• **YOUR TASK**: Could you give back every record below exactly, leaving out the pictures?

• **RAW DATA**:
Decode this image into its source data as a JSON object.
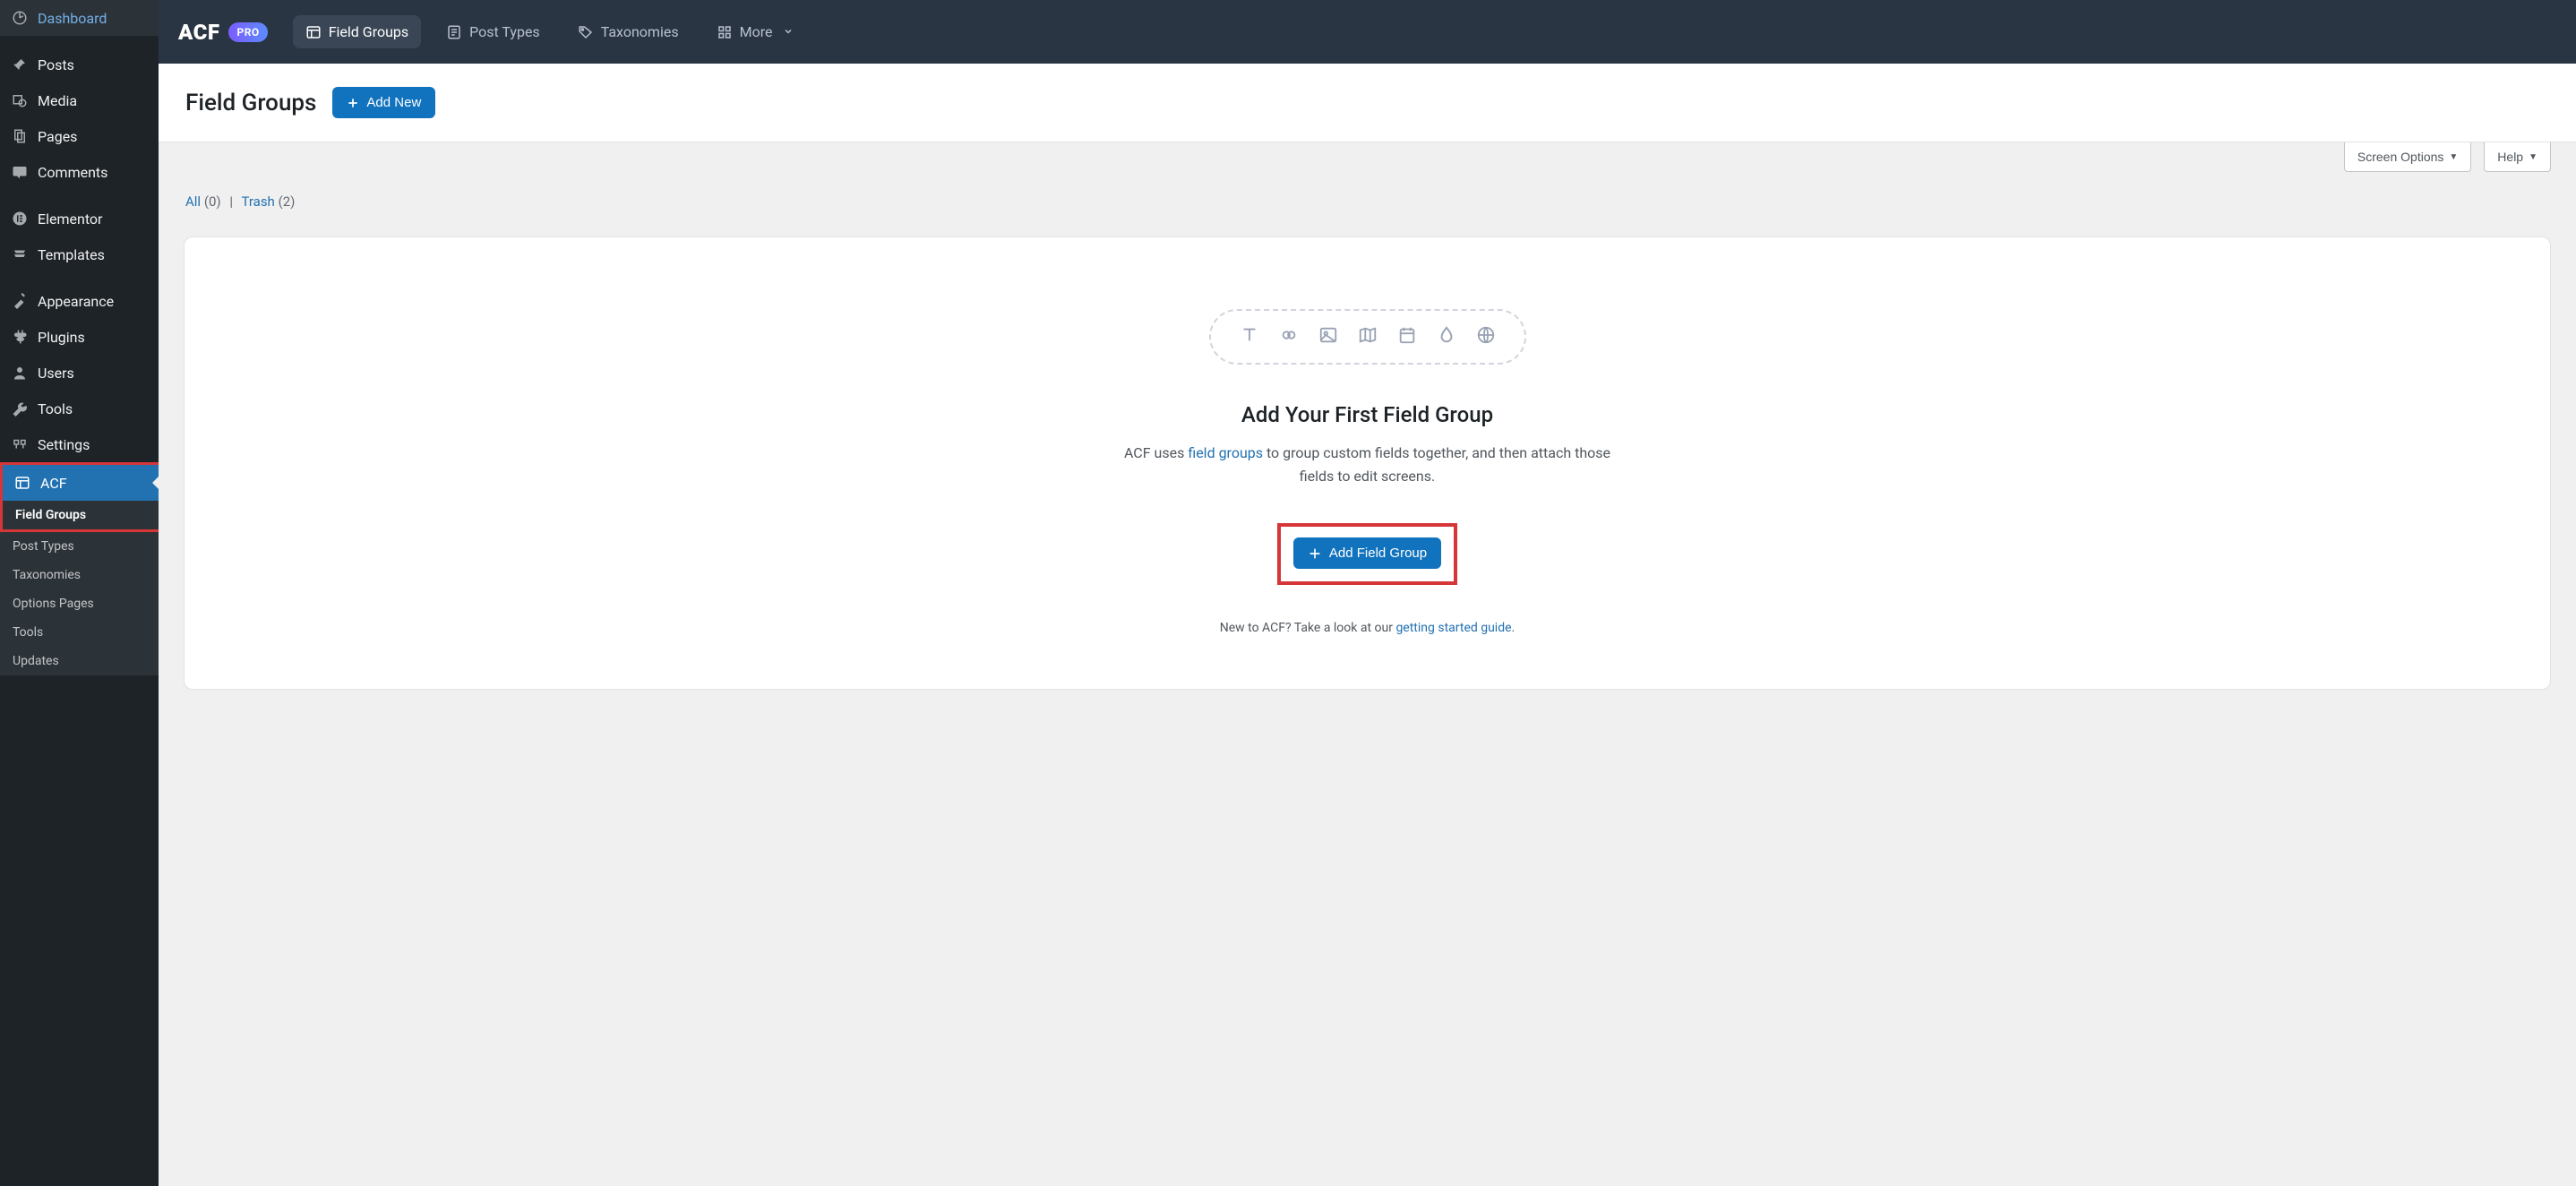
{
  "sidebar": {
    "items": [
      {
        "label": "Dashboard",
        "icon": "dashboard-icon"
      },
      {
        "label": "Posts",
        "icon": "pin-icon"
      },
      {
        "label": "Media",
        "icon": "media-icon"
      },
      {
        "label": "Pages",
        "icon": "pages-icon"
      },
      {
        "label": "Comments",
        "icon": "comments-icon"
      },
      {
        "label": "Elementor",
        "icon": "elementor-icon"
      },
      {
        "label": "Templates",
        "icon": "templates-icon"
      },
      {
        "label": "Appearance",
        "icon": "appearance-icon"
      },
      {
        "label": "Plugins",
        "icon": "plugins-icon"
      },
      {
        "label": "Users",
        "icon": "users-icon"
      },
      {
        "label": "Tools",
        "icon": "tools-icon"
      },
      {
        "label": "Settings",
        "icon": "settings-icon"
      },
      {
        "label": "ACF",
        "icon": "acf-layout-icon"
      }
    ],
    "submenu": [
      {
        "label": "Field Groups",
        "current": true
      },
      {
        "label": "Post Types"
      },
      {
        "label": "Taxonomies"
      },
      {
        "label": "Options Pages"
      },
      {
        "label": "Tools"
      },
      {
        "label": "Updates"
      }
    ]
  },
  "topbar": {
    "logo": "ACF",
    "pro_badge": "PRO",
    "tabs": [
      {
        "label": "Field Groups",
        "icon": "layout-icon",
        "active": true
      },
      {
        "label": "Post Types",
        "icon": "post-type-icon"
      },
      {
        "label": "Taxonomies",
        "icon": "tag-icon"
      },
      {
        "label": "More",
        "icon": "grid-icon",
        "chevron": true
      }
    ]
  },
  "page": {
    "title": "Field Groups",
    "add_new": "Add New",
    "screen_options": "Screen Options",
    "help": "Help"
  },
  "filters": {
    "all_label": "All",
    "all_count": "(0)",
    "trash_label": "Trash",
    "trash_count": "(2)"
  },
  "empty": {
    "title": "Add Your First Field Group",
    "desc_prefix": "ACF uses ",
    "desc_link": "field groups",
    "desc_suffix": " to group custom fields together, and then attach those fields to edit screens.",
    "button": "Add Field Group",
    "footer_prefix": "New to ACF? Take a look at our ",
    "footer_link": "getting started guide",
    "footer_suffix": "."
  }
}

• **WRITTEN RESPONSE**:
Decode this image into its source data as a JSON object.
{
  "sidebar": {
    "items": [
      {
        "label": "Dashboard",
        "icon": "dashboard-icon"
      },
      {
        "label": "Posts",
        "icon": "pin-icon"
      },
      {
        "label": "Media",
        "icon": "media-icon"
      },
      {
        "label": "Pages",
        "icon": "pages-icon"
      },
      {
        "label": "Comments",
        "icon": "comments-icon"
      },
      {
        "label": "Elementor",
        "icon": "elementor-icon"
      },
      {
        "label": "Templates",
        "icon": "templates-icon"
      },
      {
        "label": "Appearance",
        "icon": "appearance-icon"
      },
      {
        "label": "Plugins",
        "icon": "plugins-icon"
      },
      {
        "label": "Users",
        "icon": "users-icon"
      },
      {
        "label": "Tools",
        "icon": "tools-icon"
      },
      {
        "label": "Settings",
        "icon": "settings-icon"
      },
      {
        "label": "ACF",
        "icon": "acf-layout-icon"
      }
    ],
    "submenu": [
      {
        "label": "Field Groups",
        "current": true
      },
      {
        "label": "Post Types"
      },
      {
        "label": "Taxonomies"
      },
      {
        "label": "Options Pages"
      },
      {
        "label": "Tools"
      },
      {
        "label": "Updates"
      }
    ]
  },
  "topbar": {
    "logo": "ACF",
    "pro_badge": "PRO",
    "tabs": [
      {
        "label": "Field Groups",
        "icon": "layout-icon",
        "active": true
      },
      {
        "label": "Post Types",
        "icon": "post-type-icon"
      },
      {
        "label": "Taxonomies",
        "icon": "tag-icon"
      },
      {
        "label": "More",
        "icon": "grid-icon",
        "chevron": true
      }
    ]
  },
  "page": {
    "title": "Field Groups",
    "add_new": "Add New",
    "screen_options": "Screen Options",
    "help": "Help"
  },
  "filters": {
    "all_label": "All",
    "all_count": "(0)",
    "trash_label": "Trash",
    "trash_count": "(2)"
  },
  "empty": {
    "title": "Add Your First Field Group",
    "desc_prefix": "ACF uses ",
    "desc_link": "field groups",
    "desc_suffix": " to group custom fields together, and then attach those fields to edit screens.",
    "button": "Add Field Group",
    "footer_prefix": "New to ACF? Take a look at our ",
    "footer_link": "getting started guide",
    "footer_suffix": "."
  }
}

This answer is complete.